When Eastman Kodak Co. declared bankruptcy early this year, it had 17,000 workers worldwide, businesses ranging from massive digital printing presses to souvenir photos of amusement park patrons on roller coasters, and a large stable of top executives pulling down hundreds of thousands of dollars a year.
When it comes out of bankruptcy — the goal being early 2013 — Kodak will be smaller on all those fronts.
The printing and imaging company said Monday that, related to previously announced plans to sell its personalized and document imaging businesses, it anticipates cutting 1,000 positions by year’s end.
Among those leaving the company will be co-President Philip Faraci, whose job is being eliminated, and Chief Financial Officer Ann McCorvey, who decided not to stay. Other high-level departures will happen as business units are sold.
“Kodak is becoming a more focused and competitively scaled company,” CEO Antonio M. Perez said in a statement. “We recognize that we must significantly and expeditiously reduce our current cost structure, which is designed for a much larger, more diversified set of businesses.”

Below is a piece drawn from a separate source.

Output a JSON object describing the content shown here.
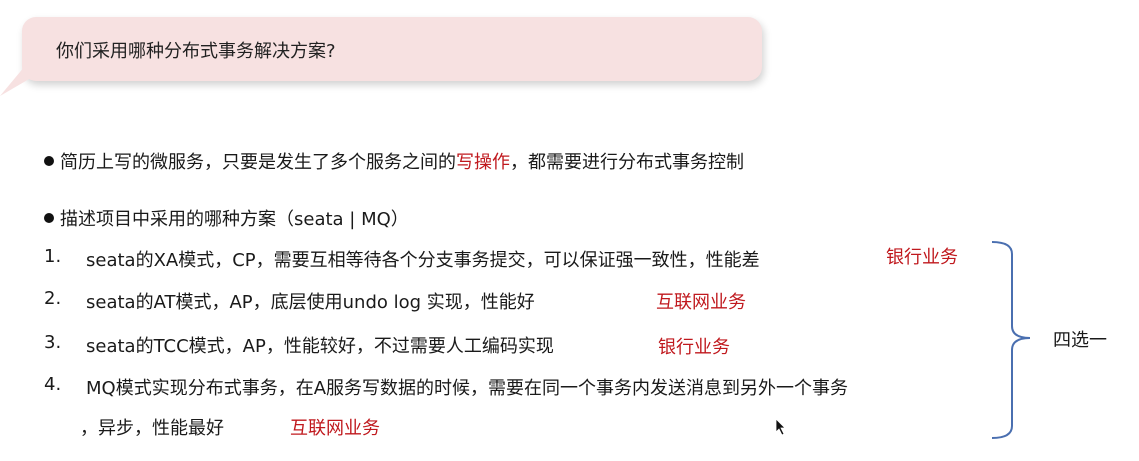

Perez praised Faraci and McCorvey for their contributions, but said the reorganization of senior management “will help accelerate the creation of a sustainable cost structure.”
The 1,000 positions to be cut come atop 2,700 already eliminated so far this year and will take Kodak’s head count well below 14,000. Spokesman Christopher Veronda said the layoffs will occur across the company. He did not specify the impact on Rochester, where employment has dwindled to fewer than 5,000.
“Unfortunately, one of the major impacts of a large Chapter 11 case is usually the loss of jobs at all levels,” said Robert J. Rock, senior bankruptcy attorney with Albany-based law firm Tully Rinckey PLLC. “Personnel costs can be, and usually are, among the highest category of expenses and companies attempting to reorganize under Chapter 11 almost always need to cut expenses wherever possible.
“This is especially true in manufacturing industries in the Northeast where whole product lines have been lost to advancing technology. The printing industry has been hit very hard as more and more products formerly found in paper and ink become available online. The same is true of Kodak, which needs to move from its traditional film products into the digital age.”
Kodak said it expects to save $330 million annually from the employee cuts.
Faraci oversaw the digital printing and enterprise operations. He had been with Kodak for eight years, the last five as company president.
With the sale of the personalized and document imaging businesses — which include still camera film, photo paper, retail photo kiosks, document scanners and souvenir photo event imaging — “the Kodak that emerges will be a more focused enterprise, and so we need to ensure that our leadership of that business is appropriately scaled with a lean management structure,” Veronda said. “Accordingly, Kodak and Phil determined that he should leave the company.”
McCorvey, the chief financial officer, will be temporarily replaced by Rebecca A. Roof, a managing director of AlixPartners, which is Kodak’s restructuring adviser and consultant. McCorvey had been with Kodak since 1999 and was named CFO in 2010.
Veronda said she opted to leave when the company decided it needed a CFO with “certain specialized knowledge and experience in Chapter 11 situations.”
This new round of job cuts and management shakeups, coming eight months after the company filed for Chapter 11 bankruptcy protection, seems to indicate “a little chaos in this Chapter 11” with company revenues coming in less than expected, said Van Conway, CEO of New York-based turnaround and restructuring consultant Conway MacKenzie Inc.
“You swap out two senior people, that’s not totally unusual, but you prefer that not to happen,” especially given the important nature of the CFO position, Conway said. “That means there’s disagreement on strategy.”
The anticipated face of post-bankruptcy Kodak has been changing rapidly in recent weeks. In August, the company filed a tentative business plan with the U.S. Securities and Exchange Commission that had operations such as retail photo kiosks and still camera film remaining part of the status quo. That already has changed.
Two other top executives — co-President Laura Quatela and enterprise services and solutions President Dolores Kruchten — are being put in charge of personalized and document imaging to handle the sale of those businesses. The idea is that Quatela and Kruchten will leave Kodak when the divestitures are completed. Quatela now has the added role of president of personal imaging, while Kruchten was named president of document imaging.
Once sold, Veronda said, “It would be up to the buyer on whether or not to retain Quatela and Kruchten in … running the businesses.” Kodak declined to say Monday how many people are employed in those two business lines.
For the time being, the company is set up in three separate business units:
- The personal and document imaging businesses, which are being sold.
- Digital printing and enterprise, headed by Douglas J. Edwards.
- Graphics, entertainment and commercial films, headed by Brad Kruchten, who is Dolores Kruchten’s husband.
Both Edwards and Brad Kruchten will report directly to Perez.
“This business structure puts the right people in the right positions to accomplish the key tasks that will help Kodak successfully emerge,” Perez said.
The CEO said the Kodak that comes out of bankruptcy will be “a growing, sustainable, profitable company that continues to meet the needs of our customers.”